START Extracted information
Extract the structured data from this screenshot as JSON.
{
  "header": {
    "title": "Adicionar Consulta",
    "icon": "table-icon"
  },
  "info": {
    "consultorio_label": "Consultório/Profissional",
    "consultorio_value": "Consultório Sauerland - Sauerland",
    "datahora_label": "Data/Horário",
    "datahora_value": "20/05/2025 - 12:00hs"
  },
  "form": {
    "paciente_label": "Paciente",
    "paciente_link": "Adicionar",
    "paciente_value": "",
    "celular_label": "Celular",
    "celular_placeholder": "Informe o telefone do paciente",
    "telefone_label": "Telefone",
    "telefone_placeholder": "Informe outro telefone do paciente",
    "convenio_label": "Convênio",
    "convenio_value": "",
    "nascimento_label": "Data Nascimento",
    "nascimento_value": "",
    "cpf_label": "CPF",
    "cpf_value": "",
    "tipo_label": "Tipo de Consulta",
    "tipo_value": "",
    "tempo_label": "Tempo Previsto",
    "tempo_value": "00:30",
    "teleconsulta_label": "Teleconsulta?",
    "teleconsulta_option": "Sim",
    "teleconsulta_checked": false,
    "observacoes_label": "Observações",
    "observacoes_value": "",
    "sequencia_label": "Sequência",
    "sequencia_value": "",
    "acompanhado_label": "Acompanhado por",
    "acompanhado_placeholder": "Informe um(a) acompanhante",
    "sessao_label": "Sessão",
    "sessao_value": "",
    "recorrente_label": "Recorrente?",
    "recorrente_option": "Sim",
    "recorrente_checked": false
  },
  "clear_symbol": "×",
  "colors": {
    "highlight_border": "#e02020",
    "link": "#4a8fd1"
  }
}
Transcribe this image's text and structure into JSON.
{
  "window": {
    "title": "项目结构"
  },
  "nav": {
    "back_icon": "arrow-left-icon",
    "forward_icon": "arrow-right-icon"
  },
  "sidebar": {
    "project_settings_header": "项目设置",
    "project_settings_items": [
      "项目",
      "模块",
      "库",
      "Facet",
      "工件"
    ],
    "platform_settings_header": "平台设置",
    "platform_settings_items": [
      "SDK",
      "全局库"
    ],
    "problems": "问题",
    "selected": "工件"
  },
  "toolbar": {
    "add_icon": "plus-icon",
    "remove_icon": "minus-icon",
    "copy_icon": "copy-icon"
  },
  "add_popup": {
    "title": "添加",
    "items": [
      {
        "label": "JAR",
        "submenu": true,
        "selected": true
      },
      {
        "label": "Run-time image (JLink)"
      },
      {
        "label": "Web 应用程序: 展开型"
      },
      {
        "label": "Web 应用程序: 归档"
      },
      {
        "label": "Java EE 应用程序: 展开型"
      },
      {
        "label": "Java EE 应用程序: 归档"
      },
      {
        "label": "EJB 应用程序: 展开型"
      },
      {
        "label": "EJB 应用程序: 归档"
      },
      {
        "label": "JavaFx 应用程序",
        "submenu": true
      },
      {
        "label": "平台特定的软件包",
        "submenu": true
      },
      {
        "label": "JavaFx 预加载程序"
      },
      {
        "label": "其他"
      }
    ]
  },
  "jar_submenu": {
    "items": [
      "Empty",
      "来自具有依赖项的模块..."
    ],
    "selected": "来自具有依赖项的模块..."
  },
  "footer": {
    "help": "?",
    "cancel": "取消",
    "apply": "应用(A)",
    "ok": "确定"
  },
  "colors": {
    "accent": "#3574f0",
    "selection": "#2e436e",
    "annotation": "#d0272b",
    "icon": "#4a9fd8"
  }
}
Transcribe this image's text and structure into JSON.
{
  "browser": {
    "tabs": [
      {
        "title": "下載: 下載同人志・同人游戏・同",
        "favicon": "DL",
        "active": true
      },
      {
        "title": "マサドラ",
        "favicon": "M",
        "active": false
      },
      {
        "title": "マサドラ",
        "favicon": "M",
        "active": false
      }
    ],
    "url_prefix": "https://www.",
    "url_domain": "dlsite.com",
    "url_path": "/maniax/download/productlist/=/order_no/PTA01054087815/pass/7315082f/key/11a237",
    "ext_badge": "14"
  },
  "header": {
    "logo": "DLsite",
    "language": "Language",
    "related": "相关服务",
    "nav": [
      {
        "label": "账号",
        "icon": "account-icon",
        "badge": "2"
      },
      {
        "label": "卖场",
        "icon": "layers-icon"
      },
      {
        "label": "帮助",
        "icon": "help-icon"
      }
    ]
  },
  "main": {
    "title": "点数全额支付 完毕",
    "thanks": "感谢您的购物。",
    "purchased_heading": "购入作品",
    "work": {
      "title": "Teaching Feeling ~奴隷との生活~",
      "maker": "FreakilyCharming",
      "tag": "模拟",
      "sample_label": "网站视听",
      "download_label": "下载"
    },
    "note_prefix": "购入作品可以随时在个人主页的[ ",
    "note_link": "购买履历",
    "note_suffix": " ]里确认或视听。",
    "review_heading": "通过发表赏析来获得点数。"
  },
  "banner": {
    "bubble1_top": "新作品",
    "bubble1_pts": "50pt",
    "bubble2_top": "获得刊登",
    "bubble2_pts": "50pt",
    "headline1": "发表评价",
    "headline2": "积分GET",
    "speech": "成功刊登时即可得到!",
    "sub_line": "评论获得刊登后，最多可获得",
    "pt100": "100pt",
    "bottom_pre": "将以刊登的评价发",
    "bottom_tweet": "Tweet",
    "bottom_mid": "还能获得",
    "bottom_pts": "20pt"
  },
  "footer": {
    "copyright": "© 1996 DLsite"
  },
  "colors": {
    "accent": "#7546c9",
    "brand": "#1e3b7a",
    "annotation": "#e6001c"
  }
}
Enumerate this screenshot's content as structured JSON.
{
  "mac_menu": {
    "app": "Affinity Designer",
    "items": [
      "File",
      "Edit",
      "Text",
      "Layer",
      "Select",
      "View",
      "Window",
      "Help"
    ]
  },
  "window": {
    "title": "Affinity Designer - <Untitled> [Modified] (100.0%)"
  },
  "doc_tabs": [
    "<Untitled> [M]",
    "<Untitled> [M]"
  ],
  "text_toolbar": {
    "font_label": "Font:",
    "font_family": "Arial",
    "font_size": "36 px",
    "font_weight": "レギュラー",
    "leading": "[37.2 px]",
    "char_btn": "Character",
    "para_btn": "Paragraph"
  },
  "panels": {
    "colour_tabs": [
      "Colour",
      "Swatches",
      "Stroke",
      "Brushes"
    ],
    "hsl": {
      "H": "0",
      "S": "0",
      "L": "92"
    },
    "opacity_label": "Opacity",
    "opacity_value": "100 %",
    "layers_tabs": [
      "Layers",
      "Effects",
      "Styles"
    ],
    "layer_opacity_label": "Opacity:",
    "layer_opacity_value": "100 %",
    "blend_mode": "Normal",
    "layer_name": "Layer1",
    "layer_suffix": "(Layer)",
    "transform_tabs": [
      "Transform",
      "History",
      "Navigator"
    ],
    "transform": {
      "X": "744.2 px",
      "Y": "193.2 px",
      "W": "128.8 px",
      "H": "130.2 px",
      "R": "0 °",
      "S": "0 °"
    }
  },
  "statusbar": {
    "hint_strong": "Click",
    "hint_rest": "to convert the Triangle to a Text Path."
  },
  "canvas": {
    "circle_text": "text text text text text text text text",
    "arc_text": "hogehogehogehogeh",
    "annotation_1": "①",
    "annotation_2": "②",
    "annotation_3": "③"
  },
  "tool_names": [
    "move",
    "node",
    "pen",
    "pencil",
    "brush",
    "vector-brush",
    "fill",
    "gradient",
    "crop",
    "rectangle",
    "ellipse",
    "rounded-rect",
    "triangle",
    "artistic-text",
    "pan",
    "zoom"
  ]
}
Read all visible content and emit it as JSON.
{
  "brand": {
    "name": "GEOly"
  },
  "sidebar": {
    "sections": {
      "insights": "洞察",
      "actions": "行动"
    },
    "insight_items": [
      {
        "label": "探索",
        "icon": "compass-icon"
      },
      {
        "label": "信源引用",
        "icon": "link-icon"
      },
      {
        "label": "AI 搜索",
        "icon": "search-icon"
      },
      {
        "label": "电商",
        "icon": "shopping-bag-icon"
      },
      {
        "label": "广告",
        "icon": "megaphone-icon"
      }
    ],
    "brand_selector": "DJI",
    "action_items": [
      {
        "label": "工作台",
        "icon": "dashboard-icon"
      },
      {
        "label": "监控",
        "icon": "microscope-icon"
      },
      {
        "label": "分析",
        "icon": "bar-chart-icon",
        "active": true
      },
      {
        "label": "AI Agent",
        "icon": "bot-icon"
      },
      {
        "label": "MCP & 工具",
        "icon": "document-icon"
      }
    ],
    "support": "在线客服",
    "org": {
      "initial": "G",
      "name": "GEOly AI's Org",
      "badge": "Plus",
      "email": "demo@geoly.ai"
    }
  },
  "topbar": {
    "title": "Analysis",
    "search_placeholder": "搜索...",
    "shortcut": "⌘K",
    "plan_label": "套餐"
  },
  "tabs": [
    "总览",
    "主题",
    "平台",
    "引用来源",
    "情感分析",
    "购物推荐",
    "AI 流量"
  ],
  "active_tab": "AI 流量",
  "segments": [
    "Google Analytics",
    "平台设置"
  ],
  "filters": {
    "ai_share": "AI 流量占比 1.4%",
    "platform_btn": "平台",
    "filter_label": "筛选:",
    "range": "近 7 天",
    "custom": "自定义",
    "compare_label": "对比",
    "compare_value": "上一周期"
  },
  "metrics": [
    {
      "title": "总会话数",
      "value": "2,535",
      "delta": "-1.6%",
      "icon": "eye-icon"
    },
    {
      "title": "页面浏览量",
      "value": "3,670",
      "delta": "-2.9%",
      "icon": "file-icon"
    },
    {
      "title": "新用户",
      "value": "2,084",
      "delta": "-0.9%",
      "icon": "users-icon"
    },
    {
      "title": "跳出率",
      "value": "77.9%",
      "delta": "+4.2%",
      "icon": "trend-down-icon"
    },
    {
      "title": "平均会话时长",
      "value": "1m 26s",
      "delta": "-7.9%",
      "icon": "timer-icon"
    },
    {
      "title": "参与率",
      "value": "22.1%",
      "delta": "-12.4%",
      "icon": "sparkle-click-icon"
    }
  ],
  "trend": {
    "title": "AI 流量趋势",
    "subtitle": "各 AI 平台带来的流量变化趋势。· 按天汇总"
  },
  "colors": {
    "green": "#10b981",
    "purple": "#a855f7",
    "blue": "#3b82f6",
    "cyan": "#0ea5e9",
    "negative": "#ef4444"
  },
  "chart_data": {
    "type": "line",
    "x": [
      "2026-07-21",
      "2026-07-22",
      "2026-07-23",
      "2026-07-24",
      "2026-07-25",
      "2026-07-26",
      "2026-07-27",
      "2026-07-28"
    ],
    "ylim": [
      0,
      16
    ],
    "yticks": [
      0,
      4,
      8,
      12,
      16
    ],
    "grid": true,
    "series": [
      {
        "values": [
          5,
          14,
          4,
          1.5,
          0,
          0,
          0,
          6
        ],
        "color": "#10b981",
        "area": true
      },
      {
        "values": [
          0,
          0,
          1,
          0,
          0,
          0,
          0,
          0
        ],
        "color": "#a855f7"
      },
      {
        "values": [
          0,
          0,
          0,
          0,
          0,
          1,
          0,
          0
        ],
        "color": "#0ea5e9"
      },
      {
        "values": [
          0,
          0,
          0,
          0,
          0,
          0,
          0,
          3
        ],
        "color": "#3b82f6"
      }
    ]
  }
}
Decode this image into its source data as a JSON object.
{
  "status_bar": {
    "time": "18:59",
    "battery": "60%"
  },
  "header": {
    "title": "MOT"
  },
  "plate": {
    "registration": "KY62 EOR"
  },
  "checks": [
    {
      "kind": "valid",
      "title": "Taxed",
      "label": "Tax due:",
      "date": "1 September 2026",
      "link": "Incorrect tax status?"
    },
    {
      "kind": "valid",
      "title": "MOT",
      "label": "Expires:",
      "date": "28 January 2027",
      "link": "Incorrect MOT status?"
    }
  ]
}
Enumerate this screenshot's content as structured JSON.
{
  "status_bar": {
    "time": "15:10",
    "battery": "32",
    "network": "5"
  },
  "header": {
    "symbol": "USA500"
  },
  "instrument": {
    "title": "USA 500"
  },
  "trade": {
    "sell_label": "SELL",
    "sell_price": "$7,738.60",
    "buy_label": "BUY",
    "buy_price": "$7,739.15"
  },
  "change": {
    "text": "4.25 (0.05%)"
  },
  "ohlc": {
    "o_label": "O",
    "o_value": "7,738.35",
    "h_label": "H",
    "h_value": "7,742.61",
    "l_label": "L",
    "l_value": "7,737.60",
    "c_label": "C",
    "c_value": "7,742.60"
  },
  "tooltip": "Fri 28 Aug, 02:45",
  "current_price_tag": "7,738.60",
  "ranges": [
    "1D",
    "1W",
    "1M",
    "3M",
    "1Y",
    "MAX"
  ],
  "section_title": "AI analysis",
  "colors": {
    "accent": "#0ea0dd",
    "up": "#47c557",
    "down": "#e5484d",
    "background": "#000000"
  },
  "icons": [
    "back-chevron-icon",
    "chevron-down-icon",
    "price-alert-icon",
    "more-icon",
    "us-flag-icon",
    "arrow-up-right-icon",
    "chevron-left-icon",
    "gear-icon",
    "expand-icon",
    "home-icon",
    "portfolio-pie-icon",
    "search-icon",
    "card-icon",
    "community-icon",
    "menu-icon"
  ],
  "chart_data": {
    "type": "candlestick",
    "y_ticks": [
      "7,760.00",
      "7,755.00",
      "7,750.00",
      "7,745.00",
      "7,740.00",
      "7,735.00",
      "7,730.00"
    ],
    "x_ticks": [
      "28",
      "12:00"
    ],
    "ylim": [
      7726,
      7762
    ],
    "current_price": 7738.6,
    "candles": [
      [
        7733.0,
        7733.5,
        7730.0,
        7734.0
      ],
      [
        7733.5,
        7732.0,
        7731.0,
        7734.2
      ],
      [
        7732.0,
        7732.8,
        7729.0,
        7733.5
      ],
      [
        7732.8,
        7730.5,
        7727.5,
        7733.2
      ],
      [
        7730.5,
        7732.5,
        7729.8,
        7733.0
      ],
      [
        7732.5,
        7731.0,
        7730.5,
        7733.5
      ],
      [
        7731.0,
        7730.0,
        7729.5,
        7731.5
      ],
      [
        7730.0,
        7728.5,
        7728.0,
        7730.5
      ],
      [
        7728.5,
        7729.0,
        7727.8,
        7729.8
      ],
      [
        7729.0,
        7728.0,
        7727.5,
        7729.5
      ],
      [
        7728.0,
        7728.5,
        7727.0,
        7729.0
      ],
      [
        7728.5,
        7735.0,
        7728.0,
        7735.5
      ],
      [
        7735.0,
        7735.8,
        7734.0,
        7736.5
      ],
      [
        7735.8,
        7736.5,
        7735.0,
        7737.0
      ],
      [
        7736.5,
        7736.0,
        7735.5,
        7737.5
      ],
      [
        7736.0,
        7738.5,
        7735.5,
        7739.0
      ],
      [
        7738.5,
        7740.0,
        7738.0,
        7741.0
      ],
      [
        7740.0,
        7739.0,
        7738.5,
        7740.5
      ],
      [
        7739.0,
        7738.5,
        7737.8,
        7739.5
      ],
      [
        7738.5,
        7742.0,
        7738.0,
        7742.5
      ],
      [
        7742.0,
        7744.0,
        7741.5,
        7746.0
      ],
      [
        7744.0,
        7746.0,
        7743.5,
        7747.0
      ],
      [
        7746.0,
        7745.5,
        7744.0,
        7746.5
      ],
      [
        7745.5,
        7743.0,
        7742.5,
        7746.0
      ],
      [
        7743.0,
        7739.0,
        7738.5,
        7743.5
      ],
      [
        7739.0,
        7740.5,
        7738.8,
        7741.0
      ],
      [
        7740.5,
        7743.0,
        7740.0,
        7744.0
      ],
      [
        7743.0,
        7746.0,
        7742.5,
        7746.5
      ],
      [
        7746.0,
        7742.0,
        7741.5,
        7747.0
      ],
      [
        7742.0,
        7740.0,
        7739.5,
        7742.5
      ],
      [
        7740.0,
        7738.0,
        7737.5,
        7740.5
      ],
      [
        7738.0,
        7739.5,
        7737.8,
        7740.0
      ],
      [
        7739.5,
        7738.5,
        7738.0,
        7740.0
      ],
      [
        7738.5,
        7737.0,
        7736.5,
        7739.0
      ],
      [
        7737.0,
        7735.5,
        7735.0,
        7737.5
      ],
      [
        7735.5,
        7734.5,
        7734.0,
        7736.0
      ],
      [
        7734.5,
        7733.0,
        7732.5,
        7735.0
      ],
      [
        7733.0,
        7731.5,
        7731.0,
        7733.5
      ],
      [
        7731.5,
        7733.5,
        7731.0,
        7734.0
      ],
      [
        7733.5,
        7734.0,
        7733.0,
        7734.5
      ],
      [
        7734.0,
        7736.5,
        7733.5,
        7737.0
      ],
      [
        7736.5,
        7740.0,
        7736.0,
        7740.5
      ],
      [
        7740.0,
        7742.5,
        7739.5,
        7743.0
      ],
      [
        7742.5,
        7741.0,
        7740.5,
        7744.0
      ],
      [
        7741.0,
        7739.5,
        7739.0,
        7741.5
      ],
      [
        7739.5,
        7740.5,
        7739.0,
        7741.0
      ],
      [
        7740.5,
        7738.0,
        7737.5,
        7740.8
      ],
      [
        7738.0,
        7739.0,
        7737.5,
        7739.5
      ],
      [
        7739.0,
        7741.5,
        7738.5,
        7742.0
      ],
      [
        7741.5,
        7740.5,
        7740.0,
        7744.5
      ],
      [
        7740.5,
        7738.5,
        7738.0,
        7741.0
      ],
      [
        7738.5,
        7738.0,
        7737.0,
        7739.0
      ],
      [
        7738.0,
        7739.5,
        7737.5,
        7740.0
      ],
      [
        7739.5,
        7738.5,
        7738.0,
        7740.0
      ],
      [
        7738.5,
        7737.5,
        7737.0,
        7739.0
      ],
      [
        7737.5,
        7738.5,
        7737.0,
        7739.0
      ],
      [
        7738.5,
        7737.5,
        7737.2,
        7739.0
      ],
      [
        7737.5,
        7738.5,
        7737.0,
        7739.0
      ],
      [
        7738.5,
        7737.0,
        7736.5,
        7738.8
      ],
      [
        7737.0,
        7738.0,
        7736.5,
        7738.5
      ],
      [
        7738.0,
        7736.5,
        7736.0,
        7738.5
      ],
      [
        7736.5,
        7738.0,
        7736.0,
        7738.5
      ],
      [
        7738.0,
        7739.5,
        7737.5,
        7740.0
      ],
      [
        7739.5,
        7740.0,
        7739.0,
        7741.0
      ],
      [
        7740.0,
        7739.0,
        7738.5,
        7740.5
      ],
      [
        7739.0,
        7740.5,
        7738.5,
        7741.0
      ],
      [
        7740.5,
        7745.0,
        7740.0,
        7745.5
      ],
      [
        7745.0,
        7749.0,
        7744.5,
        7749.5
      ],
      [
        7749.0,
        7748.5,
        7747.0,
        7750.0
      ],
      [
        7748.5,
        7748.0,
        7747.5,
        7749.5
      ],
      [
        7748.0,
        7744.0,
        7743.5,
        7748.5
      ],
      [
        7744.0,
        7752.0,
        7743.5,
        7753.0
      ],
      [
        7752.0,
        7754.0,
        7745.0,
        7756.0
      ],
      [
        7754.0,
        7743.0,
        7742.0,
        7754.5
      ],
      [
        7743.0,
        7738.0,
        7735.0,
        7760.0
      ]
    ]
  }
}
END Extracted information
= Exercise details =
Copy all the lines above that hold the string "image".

= Solution to this problem =
Transcribe this image's text and structure into JSON.
        "label": "Run-time image (JLink)"
Transcribe this image's text and structure into JSON.
Decode this image into its source data as a JSON object.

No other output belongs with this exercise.